“OW!” the boy hollered suddenly, coming wide awake on the instant. “Not cool, Bones!”
McCoy chuckled indulgently, replacing the empty spray cartridge in the tray to be sterilized. “Shush, you. And the next time you start feelin’ woozy you tell me, all right? Don’t try to ignore it like you were just now.”
“Thought I was just hungry,” Jim sighed, blinking hazily up at them. His eyes lit on Spock’s silent features, and sandy brows drew together. “Should you be up, Spock? You still look like a zombie.”
Spock blinked, slightly affronted, and from across the ward they could all hear Chapel’s giggle as she brought in a tray of food.
“Shut your mouth and have a piece of bacon while I finish,” McCoy said with a smirk, plucking the food off the tray and placing it in an eagerly-waving hand.
“Oooh, waffles! You are gorgeous, Nurse.”
“Yes, well,” the blonde replied indulgently, ruffling the child’s wild hair. “You have to eat the omelet and drink the juice without complaining; balanced meal and all that.”
McCoy ran the scanner down the child’s torso, and paused when it beeped, frowning at the display. Slowly he lifted the gold shirt enough to reveal a livid purple bruise that ran along the entire length of the child’s ribcage on the left side.
Spock saw the mark at the same instant, and lifted a dark gaze to meet the CMO’s.
“Jim,” the doctor said quietly. “What happened here? This is too old to have happened when you fell just now; did you do something to yourself in the last three days?”
Mouth full of bacon, the child glanced down, puzzled. “Huh?”
“The bruise on your left ribs, Jim. Perhaps you injured yourself while playing in Engineering this week?” Spock inquired.
“Oh, that. No, I fell out a tree in the backyard,” Jim remarked, snagging another piece of bacon. “Shoulda heard Sam scream, he sounded like a girl. Sorry, that's rude, he sounded like a baby. Ma wasn’t very happy, though,” he added thoughtfully, smirking at the memory.
“A tree in the backyard?” Spock asked blankly. “When would that have been, Jim? You have been aboard the Enterprise for the last four weeks.”
“Oh…it was like two, maybe three…” The child’s eyes suddenly flickered with something unidentifiable, almost glazed. “I…I can’t remember, Spock. Isn’t that weird?”
McCoy motioned the Vulcan to silence. “Don’t worry about it now, Jimmy. And you be more careful, kid. We don’t want to aggravate this. No climbin’ stuff in Engineering without a safety line, you hear me?”

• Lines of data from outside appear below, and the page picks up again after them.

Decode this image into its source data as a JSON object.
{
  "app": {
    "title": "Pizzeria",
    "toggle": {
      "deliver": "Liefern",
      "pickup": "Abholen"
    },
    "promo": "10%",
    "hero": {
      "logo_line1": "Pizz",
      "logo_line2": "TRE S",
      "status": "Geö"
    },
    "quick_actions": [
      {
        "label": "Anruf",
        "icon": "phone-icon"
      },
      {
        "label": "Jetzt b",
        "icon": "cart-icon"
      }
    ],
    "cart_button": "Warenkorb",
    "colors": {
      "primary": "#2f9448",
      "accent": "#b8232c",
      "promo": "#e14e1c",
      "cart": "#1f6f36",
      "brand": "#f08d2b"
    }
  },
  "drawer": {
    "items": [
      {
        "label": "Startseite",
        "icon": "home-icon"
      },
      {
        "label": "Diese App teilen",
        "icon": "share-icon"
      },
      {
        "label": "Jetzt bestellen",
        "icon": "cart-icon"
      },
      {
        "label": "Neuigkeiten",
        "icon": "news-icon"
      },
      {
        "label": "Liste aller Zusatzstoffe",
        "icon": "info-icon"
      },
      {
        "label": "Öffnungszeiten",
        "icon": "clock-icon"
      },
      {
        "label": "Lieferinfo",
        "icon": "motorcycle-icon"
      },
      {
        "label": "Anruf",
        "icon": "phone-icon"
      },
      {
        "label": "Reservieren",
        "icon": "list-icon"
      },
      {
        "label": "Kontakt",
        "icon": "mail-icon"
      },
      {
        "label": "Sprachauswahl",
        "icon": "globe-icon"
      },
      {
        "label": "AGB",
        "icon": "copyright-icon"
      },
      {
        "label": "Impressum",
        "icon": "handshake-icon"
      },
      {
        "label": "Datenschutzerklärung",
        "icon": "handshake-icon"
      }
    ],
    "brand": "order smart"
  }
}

Jim nodded impatiently, his eyes glued to the heaping strawberry waffles waiting on his breakfast tray. “Can I eat now?”
“Sure. You behave for Nurse Chapel, and I'll take care of this when you're done.” McCoy tapped a stern finger against the child’s nose.
Jim flipped him a sloppy salute with two fingers before tackling the tray of goodies with a noise of appreciation. Spock followed the physician around the corner, his eyes darkened with silent worry.
“I know,” McCoy replied, rubbing at his left temple to ward off the headache forming. “We didn’t think about the fact that jumping him in age not just brings along whatever memory he has for that age, but it also drops him into that physical state, with any physical injury he accumulated by that point in time. He fell out of a tree at eight years old, and the age jump dropped him in the middle of that so he shows the bruises from it.”
“I suppose we should be grateful that he had no broken bones; an unset compound fracture, for example, would have been extremely painful to be ‘dropped in the middle of,’” Spock observed.
The doctor nodded. “That’s something I’m going to look up right now; I should have complete enough medical records based on his ‘Fleet records and what I can dig up from Riverside to at least let us know what the critical ages will be for illness or injury. But…I really don’t like the idea that it drops him straight into whatever physical and mental condition the kid was in at that particular age.”
“Why is that, Doctor?”
McCoy’s blue eyes darkened into a stormy gray. “What condition do you think he’s going to be in, when he transforms into thirteen years old, Spock?”